Ferrari will be gutted to come away from Montreal with just eight points for Felipe Massa's sixth place. The car showed an impressive turn of pace in qualifying, with both cars in the top three and it was the closest they've been to Seb all season. Fernando's clash with Jenson was 50/50, but even before that he didn't quite have the pace to go with Seb in the early stages of the race. I was a bit surprised when Fernando swapped to intermediates on lap 17 as we could see a big rain cloud coming. The swap back to the full wets lost him track position and he was eighth at the restart.

After a very long time it was really nice to see Felipe in the fight for pole on Saturday. He looked like the 2008-spec Felipe again and in the early part of the race it looked like he certainly had the speed advantage over Fernando. In the end, the accident after the swap to slicks ruined a podium opportunity, but hopefully he can carry that form on to Valencia.

Valencia is an unsual street circuit © Sutton Images
Valencia may classify as a street circuit, but it's pretty far removed from the rest of the breed. It has wide open corners, long straights, run-off areas, lots of kerbs and pretty much everything that a normal circuit has. The only difference is that the walls are a bit closer - especially in sector one - but overall it's not a bad layout considering it's on reclaimed land and in the middle of a port.

The place also has a great atmosphere when the fantastic Spanish fans are out in force. It's normally pretty hot and a great place for the fans to visit as the city and beach are very close. I remember going there with Bruno Senna in 2008, when we were GP2 team-mates, and he did a Spanish Formula 3 race to learn the track. We decided to take a ten minute stroll to the beach for lunch only to realise that the organisers had suddenly closed the roads and decided to have an extra practice session. Poor Bruno spent over an hour running back to where he was meant to be … I stayed at the beach!

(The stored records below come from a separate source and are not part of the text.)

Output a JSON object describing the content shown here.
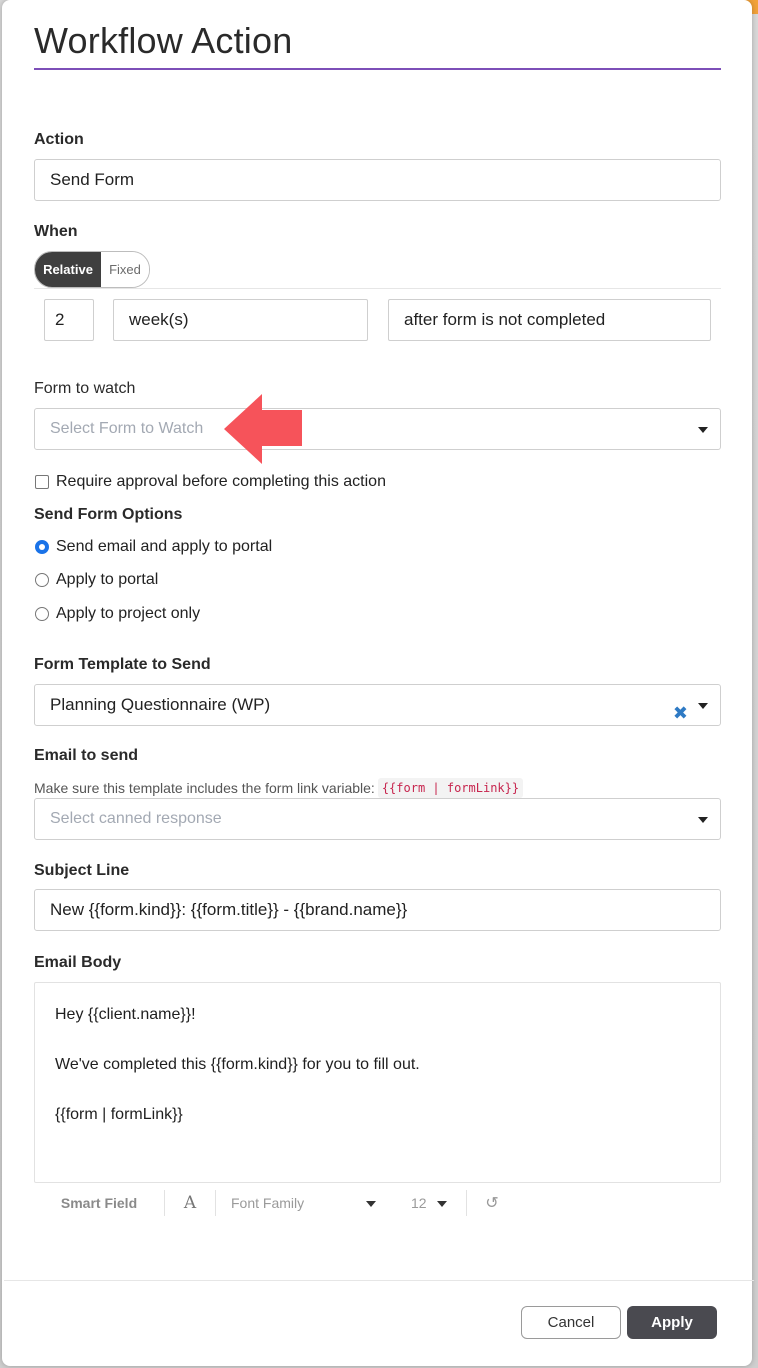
{
  "modal": {
    "title": "Workflow Action"
  },
  "action": {
    "label": "Action",
    "value": "Send Form"
  },
  "when": {
    "label": "When",
    "toggle_relative": "Relative",
    "toggle_fixed": "Fixed",
    "amount": "2",
    "unit": "week(s)",
    "condition": "after form is not completed"
  },
  "form_to_watch": {
    "label": "Form to watch",
    "placeholder": "Select Form to Watch"
  },
  "require_approval": {
    "label": "Require approval before completing this action",
    "checked": false
  },
  "send_form_options": {
    "label": "Send Form Options",
    "options": [
      {
        "label": "Send email and apply to portal",
        "checked": true
      },
      {
        "label": "Apply to portal",
        "checked": false
      },
      {
        "label": "Apply to project only",
        "checked": false
      }
    ]
  },
  "form_template": {
    "label": "Form Template to Send",
    "value": "Planning Questionnaire (WP)"
  },
  "email_to_send": {
    "label": "Email to send",
    "hint": "Make sure this template includes the form link variable:",
    "hint_code": "{{form | formLink}}",
    "placeholder": "Select canned response"
  },
  "subject_line": {
    "label": "Subject Line",
    "value": "New {{form.kind}}: {{form.title}} - {{brand.name}}"
  },
  "email_body": {
    "label": "Email Body",
    "lines": [
      "Hey {{client.name}}!",
      "We've completed this {{form.kind}} for you to fill out.",
      "{{form | formLink}}"
    ]
  },
  "toolbar": {
    "smart_field": "Smart Field",
    "font_family": "Font Family",
    "font_size": "12"
  },
  "footer": {
    "cancel_label": "Cancel",
    "apply_label": "Apply"
  },
  "colors": {
    "title_rule": "#7d4fb8",
    "arrow": "#f6535a",
    "clear_icon": "#2e7ac4",
    "apply_button": "#4a4a50"
  },
  "icons": {
    "arrow": "left-arrow-annotation",
    "clear": "clear-x-icon",
    "dropdown": "chevron-down-icon",
    "font": "font-icon",
    "undo": "undo-icon"
  }
}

Ferrari look to be recovering some form and McLaren showed that it can take the fight to Red Bull. Admittedly, the requirement for "dirty downforce" in Montreal is less than most circuits, but Valencia isn't a super-high downforce circuit either. The slow corners in sectors one and two put emphasis on mechanical grip and the ability to jump the kerbs, but sector three has some tricky high-speed direction changes. The high temperatures will make the tyre wear factor interesting, so another fascinating race should be awaiting us.